• Conte, who fought the sweet deal for beekeepers, won a $60,000 grant for the Belgian Endive Research Center at the University of Massachusetts.
• Sunflower farmers' request for a new price support program was turned down—but Uncle Sam will buy $10 million worth of sunflower oil as a consolation.
• Sen. Lawton Chiles (D–Fla.), the Budget Committee chairman who regularly denounces the deficit, pushed through a $25-million research grant for…the University of Florida.
• The National Rural Electric Cooperative Association, believing that $53.1 billion in subsidies over the last 14 years was not enough, won approval of an amendment allowing local coops to refinance $2 billion in federally guaranteed loans, with no prepayment penalty.
• House Speaker Jim Wright (D–Tex.) inserted into the CR language directing the Federal Aviation Administration to give "high-priority consideration" to a new airport in Fort Worth—it just happens to be located in his district.

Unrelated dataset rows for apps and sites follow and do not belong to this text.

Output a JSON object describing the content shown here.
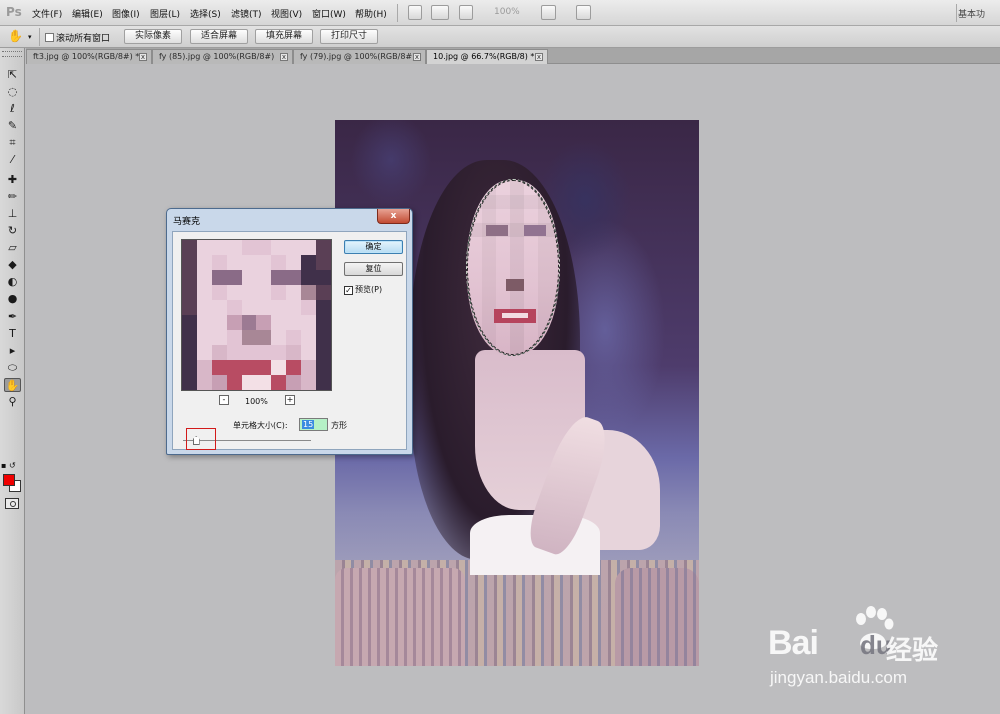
{
  "app": {
    "logo": "Ps",
    "workspace": "基本功"
  },
  "menu": [
    "文件(F)",
    "编辑(E)",
    "图像(I)",
    "图层(L)",
    "选择(S)",
    "滤镜(T)",
    "视图(V)",
    "窗口(W)",
    "帮助(H)"
  ],
  "menubar": {
    "zoom": "100%"
  },
  "options": {
    "scroll_all": "滚动所有窗口",
    "buttons": [
      "实际像素",
      "适合屏幕",
      "填充屏幕",
      "打印尺寸"
    ]
  },
  "tabs": [
    {
      "label": "ft3.jpg @ 100%(RGB/8#) *",
      "active": false
    },
    {
      "label": "fy (85).jpg @ 100%(RGB/8#)",
      "active": false
    },
    {
      "label": "fy (79).jpg @ 100%(RGB/8#)",
      "active": false
    },
    {
      "label": "10.jpg @ 66.7%(RGB/8) *",
      "active": true
    }
  ],
  "tools": [
    "move-tool",
    "marquee-tool",
    "lasso-tool",
    "quick-selection-tool",
    "crop-tool",
    "eyedropper-tool",
    "spot-healing-tool",
    "brush-tool",
    "clone-stamp-tool",
    "history-brush-tool",
    "eraser-tool",
    "paint-bucket-tool",
    "blur-tool",
    "dodge-tool",
    "pen-tool",
    "type-tool",
    "path-selection-tool",
    "ellipse-tool",
    "hand-tool",
    "zoom-tool"
  ],
  "colors": {
    "foreground": "#f00000",
    "background": "#ffffff"
  },
  "dialog": {
    "title": "马赛克",
    "close": "x",
    "ok": "确定",
    "reset": "复位",
    "preview_checkbox": "预览(P)",
    "preview_checked": true,
    "preview_zoom": "100%",
    "zoom_out": "-",
    "zoom_in": "+",
    "cell_size_label": "单元格大小(C):",
    "cell_size_value": "15",
    "cell_size_unit": "方形",
    "slider_level": 0.06
  },
  "watermark": {
    "brand": "Bai",
    "brand2": "du",
    "cn": "经验",
    "url": "jingyan.baidu.com"
  }
}
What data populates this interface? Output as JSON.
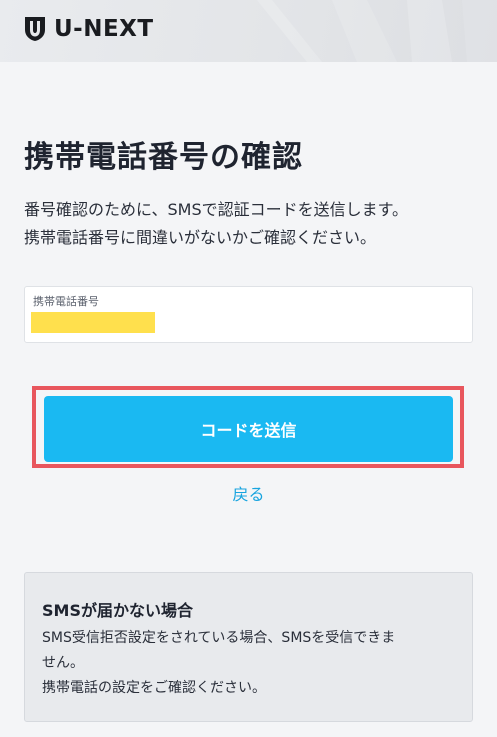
{
  "header": {
    "logo_text": "U-NEXT"
  },
  "main": {
    "title": "携帯電話番号の確認",
    "description_lines": [
      "番号確認のために、SMSで認証コードを送信します。",
      "携帯電話番号に間違いがないかご確認ください。"
    ],
    "phone_field": {
      "label": "携帯電話番号",
      "value_redacted": true
    },
    "send_button_label": "コードを送信",
    "back_link_label": "戻る"
  },
  "info": {
    "title": "SMSが届かない場合",
    "body_lines": [
      "SMS受信拒否設定をされている場合、SMSを受信できま",
      "せん。",
      "携帯電話の設定をご確認ください。"
    ]
  },
  "colors": {
    "accent": "#1ab9f2",
    "link": "#17a4df",
    "highlight_border": "#e8565d",
    "redaction": "#ffe04d",
    "background": "#f4f5f7"
  }
}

• Rep. Joseph Early (D–Mass.) successfully lobbied for an amendment forcing the Economic Development Administration (EDA), one of many federal slush funds, to provide $1 million for a high-tech research facility in Massachusetts.
• Sen. Lowell Weicker (R–Conn.) used the same tactic to subsidize a private research organization in his state.
• Oklahoma State University won a $250,000 EDA grant for an international trade center through the efforts of Rep. Wes Watkins (D–Okla.).
• Sen. John Stennis and Rep. Jamie Whitten, both Mississippi Democrats, arranged $3 million for the Institute of Technology Development in their state.
• The CR also included a $260,000 grant for cranberry research, $5 million for a Cleveland harbor project, $50,000 to study New Mexico wildflowers, and $97.3 million in grants to 10 different colleges for water quality research.
And the list, unfortunately, goes on.
We are more than seven years into the Reagan revolution and nothing seems to have changed on Capitol Hill. Indeed, the stench may have gotten worse: who in 1981 would have predicted that liberal Democrats would eventually use the budget process to surreptitiously close down a critical newspaper?
Nor is there any reason to expect the situation to improve, whoever is elected president in November. Congress must abandon its parochial perspective, and that will not happen as long as voters expect their elected officials to bring home the bacon in the form of federal money. In short, we can look forward to a rerun of Congress's sorry budget show next December.
Contributing Editor Doug Bandow is a Washington-based syndicated columnist.